(What you should do):
Return every line of the records that includes the string "main".

[Page and application data records]

*****

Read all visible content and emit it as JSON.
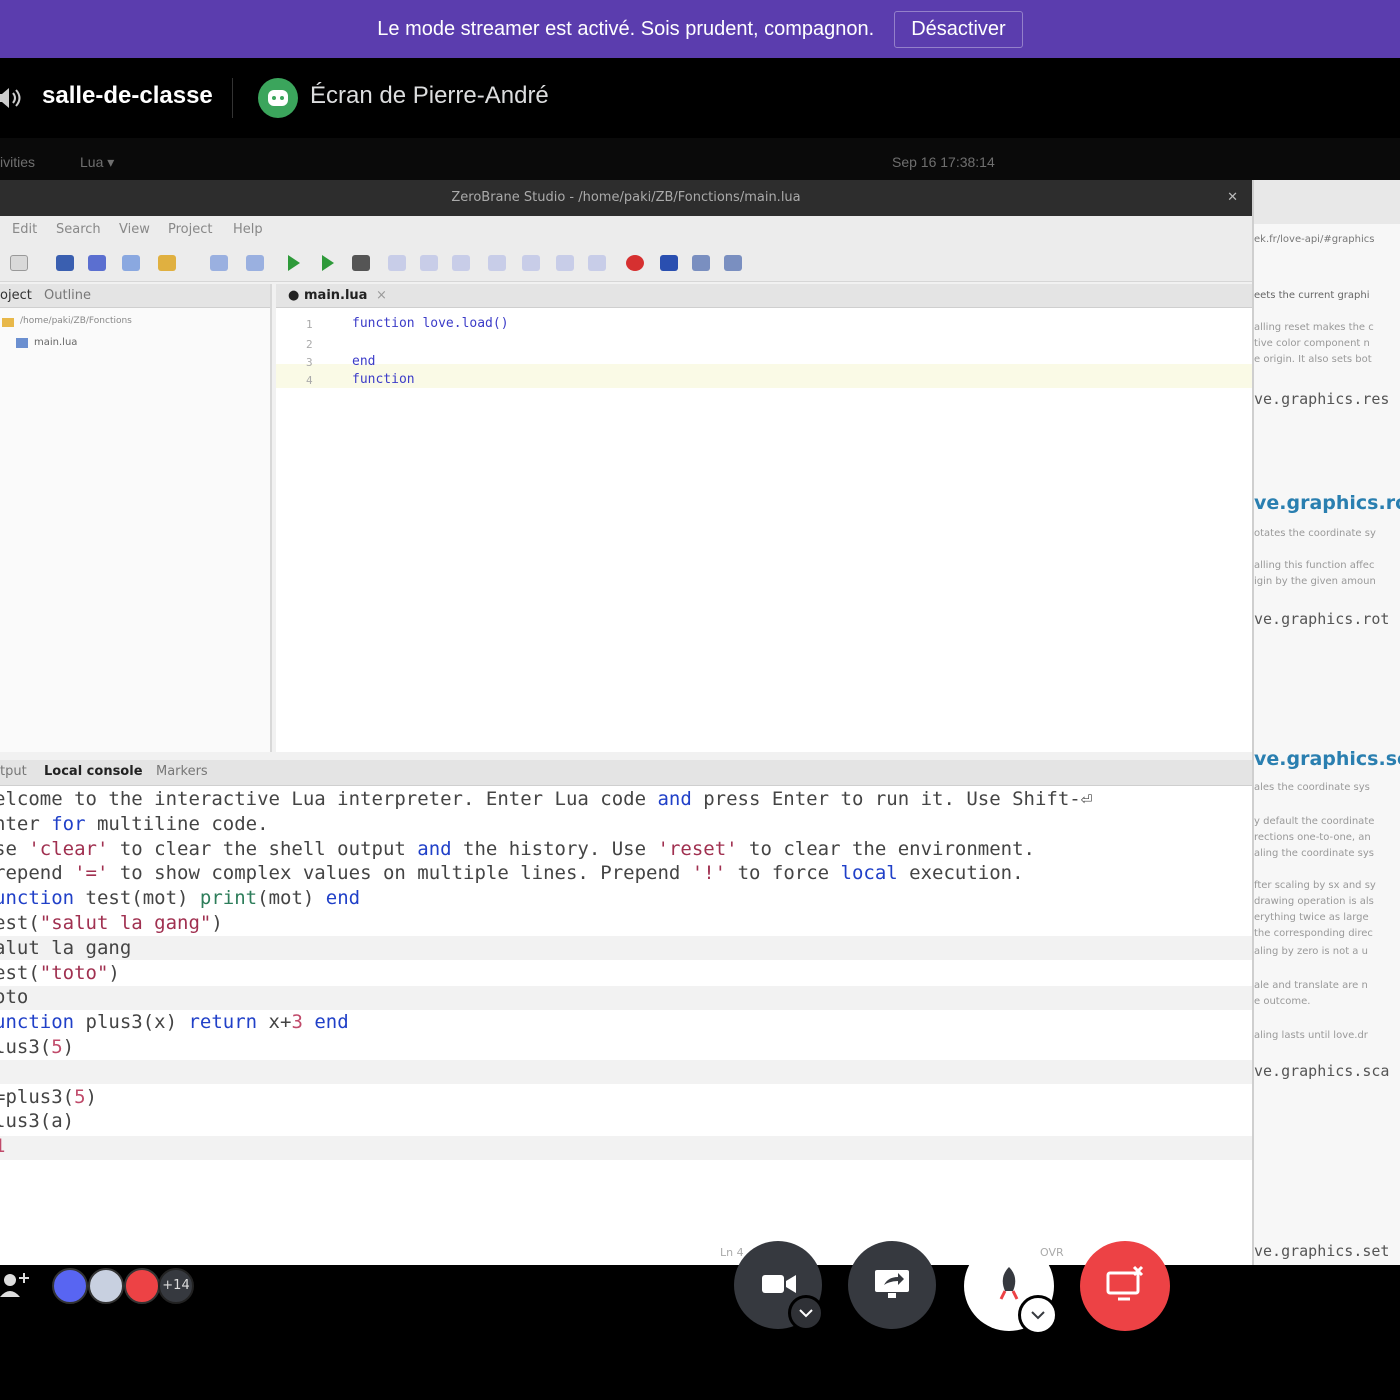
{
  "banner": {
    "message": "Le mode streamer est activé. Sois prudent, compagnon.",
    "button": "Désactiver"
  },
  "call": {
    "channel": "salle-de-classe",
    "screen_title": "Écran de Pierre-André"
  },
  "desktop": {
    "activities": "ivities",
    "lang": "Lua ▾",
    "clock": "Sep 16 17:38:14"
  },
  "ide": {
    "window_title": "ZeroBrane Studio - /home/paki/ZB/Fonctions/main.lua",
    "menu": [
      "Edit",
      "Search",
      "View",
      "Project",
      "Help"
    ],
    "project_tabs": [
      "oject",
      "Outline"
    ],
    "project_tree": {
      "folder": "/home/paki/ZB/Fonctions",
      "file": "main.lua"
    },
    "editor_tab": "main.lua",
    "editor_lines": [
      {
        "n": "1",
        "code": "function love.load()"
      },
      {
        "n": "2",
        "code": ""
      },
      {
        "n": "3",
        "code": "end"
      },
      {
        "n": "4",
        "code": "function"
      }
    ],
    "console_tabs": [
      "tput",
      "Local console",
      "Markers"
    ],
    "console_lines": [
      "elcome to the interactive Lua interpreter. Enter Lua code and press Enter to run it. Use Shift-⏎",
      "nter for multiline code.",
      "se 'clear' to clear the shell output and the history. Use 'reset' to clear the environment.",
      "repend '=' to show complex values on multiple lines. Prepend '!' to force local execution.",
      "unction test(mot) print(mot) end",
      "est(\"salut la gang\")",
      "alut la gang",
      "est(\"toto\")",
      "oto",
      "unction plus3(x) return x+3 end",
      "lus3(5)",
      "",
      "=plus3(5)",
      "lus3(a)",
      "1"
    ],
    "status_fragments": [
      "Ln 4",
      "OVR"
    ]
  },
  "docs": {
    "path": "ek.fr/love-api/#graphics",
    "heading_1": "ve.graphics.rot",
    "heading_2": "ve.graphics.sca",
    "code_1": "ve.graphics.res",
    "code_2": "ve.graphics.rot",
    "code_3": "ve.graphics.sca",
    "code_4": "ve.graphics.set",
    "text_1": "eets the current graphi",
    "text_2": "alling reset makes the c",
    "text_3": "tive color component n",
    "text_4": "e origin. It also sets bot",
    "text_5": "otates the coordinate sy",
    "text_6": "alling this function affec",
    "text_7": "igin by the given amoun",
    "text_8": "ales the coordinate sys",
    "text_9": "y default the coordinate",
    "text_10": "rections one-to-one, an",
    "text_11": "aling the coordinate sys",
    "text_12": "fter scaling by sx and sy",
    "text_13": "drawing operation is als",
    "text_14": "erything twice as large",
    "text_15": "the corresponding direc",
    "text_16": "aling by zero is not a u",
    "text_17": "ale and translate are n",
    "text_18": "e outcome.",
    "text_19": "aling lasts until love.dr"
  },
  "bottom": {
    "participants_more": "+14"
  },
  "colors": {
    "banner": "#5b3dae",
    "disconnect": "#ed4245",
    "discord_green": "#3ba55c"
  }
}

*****

(Result for this task):
    "window_title": "ZeroBrane Studio - /home/paki/ZB/Fonctions/main.lua",
      "file": "main.lua"
    "editor_tab": "main.lua",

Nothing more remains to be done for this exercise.